Confucian classic reaches Malta thanks to local scholar’s translation
Model for the world
By Xinhua Published: Nov 23, 2022 07:55 PM
Chinese children read The Analects of Confucius. File photo: ICThe Analects of Confucius is a fine example of world literature and the publication of the Maltese version of the ancient Chinese book will further enhance cultural exchanges between China and Malta, said Maltese sinologist and translator of the book Salvatore Giuffre.
This marks the first time that The Analects of Confucius, or Lunyu in Chinese, a collection of ideas and sayings from the ancient Chinese philosopher Confucius (551BC-479BC), has been translated into Maltese.
Giuffre spent around two years making the anthology accessible to Maltese readers, especially to young students. Currently, the Maltese version book is available for local readers.
The translated version comes complete with an introduction to the life of Confucius, the era he lived in, his teachings and the key concepts, terms, names and figures mentioned in the classic work.
“The Analects of Confucius is among my favorite works of Chinese literature,” Giuffre told the Xinhua News Agency in a recent interview.
“It also counts among the most valuable literary and philosophical works worldwide. Confucius teaches the fundamental virtues of humanity and places man in a system of continuous refinement.”
The idea to translate The Analects of Confucius came about when China’s Shandong Friendship Publishing House invited Malta’s SKS Publishers to attend a seminar on Confucius in 2017 in East China’s Shandong Province, the birthplace of Confucius. The event featured various publications of the book in different languages, and SKS Publishers wanted to enrich the collection with a Maltese version.
SKS asked Giuffre to translate the book. Giuffre who is fluent in Chinese, has visited China several times and worked as the Maltese director of the Confucius Institute at the University of Malta.
Giuffre has been studying Chinese since his teenage years. He got acquainted with classical Chinese during his studies as a Chinese major at the University of Bologna in Italy.
“I needed to learn classical Chinese to understand the core of Chinese literary culture and philosophy,” he said.
Giuffre noted that Confucius not only teaches people how to become good rulers but also how to govern a country.
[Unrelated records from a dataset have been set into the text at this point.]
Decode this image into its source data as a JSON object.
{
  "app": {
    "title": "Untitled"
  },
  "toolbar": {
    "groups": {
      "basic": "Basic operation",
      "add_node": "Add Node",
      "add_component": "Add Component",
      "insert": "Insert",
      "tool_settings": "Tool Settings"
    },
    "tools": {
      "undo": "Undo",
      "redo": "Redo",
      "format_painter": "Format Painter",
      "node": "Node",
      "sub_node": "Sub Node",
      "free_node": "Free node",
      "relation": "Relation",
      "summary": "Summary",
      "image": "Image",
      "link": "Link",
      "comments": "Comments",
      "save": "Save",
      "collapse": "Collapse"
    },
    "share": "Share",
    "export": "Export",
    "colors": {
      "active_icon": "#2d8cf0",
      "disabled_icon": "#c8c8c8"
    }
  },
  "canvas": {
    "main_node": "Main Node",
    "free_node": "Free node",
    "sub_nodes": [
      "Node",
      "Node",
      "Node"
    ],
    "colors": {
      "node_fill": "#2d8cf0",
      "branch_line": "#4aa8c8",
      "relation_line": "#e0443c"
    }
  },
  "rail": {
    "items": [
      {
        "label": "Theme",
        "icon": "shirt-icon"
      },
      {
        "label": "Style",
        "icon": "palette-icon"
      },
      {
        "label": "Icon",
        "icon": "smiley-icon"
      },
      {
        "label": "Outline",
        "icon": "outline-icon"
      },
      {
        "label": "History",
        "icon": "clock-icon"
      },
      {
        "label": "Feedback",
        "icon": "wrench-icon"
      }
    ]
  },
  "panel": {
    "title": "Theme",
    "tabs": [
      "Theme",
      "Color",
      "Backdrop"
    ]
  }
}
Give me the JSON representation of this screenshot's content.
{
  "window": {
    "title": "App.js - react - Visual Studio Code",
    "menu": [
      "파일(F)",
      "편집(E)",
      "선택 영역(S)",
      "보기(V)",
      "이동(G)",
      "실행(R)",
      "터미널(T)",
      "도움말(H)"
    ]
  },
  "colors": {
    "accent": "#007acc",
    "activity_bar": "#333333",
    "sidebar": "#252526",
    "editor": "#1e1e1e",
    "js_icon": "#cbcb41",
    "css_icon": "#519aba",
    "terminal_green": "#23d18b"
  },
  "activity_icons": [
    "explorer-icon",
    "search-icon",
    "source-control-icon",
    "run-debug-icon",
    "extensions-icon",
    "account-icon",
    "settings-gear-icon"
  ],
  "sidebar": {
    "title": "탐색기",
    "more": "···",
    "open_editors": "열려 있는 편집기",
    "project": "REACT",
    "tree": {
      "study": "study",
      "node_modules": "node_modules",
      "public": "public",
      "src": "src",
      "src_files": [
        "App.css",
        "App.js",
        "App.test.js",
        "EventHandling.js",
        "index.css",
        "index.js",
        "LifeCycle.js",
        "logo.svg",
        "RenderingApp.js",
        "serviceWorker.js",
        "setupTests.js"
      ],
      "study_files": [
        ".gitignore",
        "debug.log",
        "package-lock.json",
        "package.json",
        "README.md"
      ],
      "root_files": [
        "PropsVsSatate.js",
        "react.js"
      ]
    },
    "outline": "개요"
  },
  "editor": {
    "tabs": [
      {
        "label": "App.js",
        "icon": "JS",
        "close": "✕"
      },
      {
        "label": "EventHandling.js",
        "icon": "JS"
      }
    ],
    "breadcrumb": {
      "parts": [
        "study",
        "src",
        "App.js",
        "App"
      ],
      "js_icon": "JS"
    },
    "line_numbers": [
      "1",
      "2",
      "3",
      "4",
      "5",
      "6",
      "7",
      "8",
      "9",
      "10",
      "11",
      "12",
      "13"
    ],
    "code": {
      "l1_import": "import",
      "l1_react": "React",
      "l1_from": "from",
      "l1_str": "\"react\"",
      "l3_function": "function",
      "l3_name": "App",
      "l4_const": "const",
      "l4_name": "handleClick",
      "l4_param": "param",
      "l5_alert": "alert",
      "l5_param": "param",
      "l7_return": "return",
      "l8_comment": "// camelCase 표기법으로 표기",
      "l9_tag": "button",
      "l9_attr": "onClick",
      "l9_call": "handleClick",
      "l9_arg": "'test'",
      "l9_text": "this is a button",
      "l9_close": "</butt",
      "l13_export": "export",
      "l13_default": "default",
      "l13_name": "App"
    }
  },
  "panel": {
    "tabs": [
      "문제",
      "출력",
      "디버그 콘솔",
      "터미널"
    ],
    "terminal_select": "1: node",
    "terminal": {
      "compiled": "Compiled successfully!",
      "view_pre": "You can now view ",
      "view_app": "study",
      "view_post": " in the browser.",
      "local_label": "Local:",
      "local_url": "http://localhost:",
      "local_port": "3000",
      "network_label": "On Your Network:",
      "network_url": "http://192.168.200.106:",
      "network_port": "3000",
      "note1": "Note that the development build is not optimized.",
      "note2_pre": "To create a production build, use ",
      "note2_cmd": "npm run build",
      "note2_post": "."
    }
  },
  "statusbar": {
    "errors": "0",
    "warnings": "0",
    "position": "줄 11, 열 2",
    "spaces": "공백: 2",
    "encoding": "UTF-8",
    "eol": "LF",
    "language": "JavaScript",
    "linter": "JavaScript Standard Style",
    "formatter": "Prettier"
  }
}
The Chinese initiative of building a community with a shared future clearly expresses the vision that today’s China has in order to promote a peaceful system of good global governance.
“Confucius’ idea of good governance can be taken as a model for world harmony, cooperation and governance,” he said.
Looking forward, he said he hopes that cooperation between China and Malta in the field of publishing will create opportunities for more translation projects of literary works.